MATERIALS PROVIDED
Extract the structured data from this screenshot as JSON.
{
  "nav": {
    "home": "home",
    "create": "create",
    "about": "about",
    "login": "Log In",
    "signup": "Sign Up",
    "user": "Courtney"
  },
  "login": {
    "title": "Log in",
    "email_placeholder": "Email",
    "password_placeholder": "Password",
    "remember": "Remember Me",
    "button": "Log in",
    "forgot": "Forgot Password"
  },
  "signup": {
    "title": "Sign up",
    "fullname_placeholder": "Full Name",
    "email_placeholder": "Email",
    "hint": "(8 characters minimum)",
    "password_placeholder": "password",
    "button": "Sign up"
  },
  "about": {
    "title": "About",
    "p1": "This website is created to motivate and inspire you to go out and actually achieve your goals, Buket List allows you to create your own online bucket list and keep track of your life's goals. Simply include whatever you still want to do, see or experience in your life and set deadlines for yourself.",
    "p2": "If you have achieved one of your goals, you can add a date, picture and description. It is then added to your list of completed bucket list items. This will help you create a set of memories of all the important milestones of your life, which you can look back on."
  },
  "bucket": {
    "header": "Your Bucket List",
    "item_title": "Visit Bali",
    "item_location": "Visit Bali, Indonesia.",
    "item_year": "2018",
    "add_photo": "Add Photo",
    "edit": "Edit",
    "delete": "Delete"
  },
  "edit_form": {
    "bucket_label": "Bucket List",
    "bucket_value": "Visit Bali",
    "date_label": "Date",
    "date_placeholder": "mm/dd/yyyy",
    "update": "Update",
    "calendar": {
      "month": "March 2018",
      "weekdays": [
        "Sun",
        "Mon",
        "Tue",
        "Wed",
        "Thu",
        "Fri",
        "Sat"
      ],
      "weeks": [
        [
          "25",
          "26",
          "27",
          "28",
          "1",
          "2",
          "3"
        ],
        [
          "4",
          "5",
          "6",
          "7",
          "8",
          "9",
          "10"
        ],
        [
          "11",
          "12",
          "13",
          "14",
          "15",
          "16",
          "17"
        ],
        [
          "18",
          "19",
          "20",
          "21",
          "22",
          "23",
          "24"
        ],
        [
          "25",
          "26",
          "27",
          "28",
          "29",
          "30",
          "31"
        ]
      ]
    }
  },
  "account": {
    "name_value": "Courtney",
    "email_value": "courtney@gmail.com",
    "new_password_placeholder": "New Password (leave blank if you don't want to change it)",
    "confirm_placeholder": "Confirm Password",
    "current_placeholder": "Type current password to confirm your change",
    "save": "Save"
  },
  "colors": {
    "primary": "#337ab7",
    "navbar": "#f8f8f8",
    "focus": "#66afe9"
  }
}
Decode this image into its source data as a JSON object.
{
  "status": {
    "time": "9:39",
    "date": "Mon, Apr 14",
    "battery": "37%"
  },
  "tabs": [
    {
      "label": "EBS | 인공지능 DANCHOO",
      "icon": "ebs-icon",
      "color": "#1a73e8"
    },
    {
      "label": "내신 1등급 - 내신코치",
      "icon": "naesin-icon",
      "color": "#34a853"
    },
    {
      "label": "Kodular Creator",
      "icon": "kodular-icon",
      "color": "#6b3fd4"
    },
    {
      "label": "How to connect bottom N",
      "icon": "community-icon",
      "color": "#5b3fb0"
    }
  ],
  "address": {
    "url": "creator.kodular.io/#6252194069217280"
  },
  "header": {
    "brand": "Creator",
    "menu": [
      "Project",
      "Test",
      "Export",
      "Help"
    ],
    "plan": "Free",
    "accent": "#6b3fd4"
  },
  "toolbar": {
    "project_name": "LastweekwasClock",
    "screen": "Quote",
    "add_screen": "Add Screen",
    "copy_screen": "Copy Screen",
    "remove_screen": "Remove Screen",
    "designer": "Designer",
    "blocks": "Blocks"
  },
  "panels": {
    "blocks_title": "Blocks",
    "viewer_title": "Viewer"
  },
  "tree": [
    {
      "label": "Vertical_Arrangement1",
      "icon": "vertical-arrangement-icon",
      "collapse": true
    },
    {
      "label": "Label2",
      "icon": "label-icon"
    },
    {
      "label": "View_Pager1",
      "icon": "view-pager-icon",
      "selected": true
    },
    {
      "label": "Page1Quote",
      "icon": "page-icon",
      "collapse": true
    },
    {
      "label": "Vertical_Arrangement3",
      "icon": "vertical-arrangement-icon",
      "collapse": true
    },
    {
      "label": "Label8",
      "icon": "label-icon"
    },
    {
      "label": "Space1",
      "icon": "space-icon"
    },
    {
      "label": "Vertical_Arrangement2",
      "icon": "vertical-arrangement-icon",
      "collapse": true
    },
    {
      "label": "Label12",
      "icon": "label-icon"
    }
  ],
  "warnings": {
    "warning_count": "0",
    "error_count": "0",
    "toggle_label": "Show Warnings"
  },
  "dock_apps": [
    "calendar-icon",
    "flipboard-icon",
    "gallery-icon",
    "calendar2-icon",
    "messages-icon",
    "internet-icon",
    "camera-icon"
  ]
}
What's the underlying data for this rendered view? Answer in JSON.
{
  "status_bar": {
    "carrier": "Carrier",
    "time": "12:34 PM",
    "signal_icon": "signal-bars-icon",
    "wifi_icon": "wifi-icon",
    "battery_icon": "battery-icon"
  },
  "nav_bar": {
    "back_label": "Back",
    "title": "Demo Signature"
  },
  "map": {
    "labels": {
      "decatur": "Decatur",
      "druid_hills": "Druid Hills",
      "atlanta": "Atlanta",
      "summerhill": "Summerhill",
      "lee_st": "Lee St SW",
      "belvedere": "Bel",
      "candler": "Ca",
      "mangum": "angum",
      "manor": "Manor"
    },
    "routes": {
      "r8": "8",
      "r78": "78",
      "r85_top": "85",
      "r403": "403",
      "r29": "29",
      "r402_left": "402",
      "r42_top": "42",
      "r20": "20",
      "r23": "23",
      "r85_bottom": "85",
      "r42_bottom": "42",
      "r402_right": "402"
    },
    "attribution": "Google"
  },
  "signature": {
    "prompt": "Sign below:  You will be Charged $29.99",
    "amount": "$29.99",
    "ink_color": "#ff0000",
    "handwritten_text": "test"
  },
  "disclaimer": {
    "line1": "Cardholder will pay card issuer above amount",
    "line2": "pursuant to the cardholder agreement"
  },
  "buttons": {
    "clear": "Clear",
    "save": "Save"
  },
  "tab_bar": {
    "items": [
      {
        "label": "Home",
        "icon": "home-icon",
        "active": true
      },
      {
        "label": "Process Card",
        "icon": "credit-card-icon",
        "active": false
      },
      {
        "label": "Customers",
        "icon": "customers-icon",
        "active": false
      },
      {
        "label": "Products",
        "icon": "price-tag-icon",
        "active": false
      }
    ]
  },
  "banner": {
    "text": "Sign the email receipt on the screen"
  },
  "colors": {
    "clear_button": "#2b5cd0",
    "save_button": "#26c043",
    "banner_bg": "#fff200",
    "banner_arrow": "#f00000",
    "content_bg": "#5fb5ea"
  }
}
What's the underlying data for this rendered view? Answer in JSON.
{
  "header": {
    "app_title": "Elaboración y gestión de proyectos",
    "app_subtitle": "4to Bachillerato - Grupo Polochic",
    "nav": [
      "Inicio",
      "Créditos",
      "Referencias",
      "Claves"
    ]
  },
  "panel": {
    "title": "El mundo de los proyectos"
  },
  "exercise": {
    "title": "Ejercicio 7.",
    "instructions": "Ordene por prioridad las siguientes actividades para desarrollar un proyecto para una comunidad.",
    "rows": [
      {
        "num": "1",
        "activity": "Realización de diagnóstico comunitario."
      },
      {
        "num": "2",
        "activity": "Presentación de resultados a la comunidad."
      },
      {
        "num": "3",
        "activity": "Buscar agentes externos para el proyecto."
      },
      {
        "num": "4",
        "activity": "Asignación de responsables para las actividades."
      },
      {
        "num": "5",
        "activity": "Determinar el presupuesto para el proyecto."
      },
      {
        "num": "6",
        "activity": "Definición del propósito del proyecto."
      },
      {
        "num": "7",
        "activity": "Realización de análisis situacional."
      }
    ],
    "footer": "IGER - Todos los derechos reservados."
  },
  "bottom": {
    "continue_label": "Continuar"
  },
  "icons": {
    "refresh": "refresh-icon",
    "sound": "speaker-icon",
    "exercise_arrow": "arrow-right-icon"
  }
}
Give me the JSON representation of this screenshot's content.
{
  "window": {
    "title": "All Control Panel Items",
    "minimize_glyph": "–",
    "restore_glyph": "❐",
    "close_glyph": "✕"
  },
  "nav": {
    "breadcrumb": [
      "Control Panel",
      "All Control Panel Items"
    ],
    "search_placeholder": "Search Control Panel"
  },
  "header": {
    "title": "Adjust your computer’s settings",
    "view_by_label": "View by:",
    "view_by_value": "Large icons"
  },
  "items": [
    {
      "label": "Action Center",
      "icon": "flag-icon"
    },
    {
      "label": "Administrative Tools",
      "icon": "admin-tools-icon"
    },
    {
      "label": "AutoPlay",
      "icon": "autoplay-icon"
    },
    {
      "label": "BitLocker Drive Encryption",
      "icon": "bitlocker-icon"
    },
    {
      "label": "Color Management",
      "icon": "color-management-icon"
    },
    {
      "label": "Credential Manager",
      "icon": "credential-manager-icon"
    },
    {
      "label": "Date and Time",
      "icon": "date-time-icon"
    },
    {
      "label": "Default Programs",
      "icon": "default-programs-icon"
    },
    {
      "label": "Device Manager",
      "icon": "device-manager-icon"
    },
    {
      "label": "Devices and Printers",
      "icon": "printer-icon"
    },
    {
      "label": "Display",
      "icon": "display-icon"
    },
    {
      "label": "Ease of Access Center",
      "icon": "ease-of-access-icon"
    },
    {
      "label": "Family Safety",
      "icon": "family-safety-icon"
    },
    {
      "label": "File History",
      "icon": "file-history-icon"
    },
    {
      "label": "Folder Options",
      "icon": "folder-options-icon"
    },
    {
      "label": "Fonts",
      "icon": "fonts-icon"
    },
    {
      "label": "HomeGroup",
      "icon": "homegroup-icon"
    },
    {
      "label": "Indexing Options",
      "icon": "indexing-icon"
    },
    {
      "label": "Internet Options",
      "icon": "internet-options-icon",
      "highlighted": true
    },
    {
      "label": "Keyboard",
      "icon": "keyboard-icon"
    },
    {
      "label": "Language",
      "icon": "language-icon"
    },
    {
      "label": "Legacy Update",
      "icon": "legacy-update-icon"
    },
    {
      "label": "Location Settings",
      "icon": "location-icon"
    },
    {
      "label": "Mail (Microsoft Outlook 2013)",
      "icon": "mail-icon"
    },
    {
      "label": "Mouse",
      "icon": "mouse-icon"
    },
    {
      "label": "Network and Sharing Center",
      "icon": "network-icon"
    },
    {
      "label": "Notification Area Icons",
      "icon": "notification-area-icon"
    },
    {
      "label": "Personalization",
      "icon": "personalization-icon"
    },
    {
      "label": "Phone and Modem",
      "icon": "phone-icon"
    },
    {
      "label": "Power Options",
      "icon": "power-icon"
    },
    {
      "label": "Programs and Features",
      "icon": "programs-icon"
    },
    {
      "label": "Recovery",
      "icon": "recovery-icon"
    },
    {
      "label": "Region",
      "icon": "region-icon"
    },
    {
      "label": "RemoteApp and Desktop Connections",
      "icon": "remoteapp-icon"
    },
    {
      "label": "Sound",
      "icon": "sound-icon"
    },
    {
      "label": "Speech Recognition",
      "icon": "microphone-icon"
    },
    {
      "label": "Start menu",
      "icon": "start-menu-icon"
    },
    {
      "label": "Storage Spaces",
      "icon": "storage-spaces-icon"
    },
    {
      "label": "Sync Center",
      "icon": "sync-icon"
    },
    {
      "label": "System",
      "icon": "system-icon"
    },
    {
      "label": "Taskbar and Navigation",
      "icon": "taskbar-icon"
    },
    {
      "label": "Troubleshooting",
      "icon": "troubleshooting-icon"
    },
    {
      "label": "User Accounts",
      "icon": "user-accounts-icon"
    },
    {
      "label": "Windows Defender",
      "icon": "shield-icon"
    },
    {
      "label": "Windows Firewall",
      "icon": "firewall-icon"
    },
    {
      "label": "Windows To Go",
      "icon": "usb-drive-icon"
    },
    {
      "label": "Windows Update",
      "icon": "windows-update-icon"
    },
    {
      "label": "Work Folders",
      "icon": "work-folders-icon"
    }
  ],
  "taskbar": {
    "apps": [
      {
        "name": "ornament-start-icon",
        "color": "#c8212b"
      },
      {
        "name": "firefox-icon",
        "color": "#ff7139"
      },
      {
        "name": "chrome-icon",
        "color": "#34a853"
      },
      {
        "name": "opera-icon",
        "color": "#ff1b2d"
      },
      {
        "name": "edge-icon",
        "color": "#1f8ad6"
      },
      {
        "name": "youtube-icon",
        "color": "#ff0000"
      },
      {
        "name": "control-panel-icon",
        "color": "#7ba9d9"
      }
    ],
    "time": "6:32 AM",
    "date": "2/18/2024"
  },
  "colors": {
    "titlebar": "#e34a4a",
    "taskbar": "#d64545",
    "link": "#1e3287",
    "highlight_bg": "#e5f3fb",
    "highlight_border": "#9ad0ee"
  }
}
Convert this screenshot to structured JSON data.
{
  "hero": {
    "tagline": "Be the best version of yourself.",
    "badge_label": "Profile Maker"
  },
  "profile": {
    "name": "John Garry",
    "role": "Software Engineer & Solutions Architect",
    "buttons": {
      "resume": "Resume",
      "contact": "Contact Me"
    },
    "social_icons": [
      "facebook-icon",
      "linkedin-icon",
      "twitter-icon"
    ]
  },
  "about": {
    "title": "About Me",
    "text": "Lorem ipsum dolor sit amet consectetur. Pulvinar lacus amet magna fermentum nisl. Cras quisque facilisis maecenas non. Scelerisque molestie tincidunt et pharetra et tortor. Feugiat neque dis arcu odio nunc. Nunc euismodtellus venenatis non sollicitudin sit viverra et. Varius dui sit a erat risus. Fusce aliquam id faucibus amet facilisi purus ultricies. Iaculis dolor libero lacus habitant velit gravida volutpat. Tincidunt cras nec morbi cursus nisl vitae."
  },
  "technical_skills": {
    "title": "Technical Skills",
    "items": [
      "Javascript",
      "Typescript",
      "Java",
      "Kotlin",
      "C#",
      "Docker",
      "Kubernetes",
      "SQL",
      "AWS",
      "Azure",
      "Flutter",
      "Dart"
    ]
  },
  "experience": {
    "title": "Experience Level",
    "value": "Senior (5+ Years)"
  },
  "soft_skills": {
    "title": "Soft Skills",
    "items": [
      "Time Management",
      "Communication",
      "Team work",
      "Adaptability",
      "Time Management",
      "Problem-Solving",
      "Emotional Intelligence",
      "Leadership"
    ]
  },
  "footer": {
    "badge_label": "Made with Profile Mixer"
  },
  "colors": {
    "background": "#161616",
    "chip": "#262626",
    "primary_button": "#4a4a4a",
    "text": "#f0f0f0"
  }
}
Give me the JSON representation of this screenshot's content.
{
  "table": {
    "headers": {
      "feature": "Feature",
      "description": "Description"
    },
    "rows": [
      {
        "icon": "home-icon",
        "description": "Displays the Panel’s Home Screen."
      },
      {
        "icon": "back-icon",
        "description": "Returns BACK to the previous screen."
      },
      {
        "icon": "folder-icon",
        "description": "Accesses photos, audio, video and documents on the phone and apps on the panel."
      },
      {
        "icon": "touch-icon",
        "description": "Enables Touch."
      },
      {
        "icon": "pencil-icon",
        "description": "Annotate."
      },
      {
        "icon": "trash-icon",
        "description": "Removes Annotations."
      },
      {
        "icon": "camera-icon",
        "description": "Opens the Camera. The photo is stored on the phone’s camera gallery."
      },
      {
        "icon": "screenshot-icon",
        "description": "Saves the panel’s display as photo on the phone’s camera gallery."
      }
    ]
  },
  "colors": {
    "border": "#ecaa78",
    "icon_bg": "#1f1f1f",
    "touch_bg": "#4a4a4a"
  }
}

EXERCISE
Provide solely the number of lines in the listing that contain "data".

PROBLEM SOLUTION
5